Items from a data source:

▬▬▬▬▬▬

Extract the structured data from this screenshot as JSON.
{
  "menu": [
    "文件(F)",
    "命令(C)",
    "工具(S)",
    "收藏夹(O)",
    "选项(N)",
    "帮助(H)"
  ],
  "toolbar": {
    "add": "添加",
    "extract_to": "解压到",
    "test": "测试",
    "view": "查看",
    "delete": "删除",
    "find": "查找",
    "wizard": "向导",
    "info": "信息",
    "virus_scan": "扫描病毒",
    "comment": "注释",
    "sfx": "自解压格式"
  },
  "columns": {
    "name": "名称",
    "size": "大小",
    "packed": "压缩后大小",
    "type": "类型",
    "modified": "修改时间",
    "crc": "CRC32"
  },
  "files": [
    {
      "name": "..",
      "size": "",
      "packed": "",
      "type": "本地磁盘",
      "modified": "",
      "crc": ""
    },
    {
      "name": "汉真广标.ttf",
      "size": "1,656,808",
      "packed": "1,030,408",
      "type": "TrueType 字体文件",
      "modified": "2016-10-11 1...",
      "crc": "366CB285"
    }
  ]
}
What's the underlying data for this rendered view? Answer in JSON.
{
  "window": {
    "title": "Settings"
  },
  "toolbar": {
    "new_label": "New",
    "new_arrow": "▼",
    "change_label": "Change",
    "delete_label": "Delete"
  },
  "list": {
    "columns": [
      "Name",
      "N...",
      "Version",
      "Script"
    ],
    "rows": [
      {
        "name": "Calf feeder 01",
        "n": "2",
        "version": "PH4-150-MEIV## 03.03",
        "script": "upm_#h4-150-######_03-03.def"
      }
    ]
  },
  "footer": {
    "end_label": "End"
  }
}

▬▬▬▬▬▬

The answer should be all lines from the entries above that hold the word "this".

**Solution to the exercise:**
Extract the structured data from this screenshot as JSON.
What's the underlying data for this rendered view? Answer in JSON.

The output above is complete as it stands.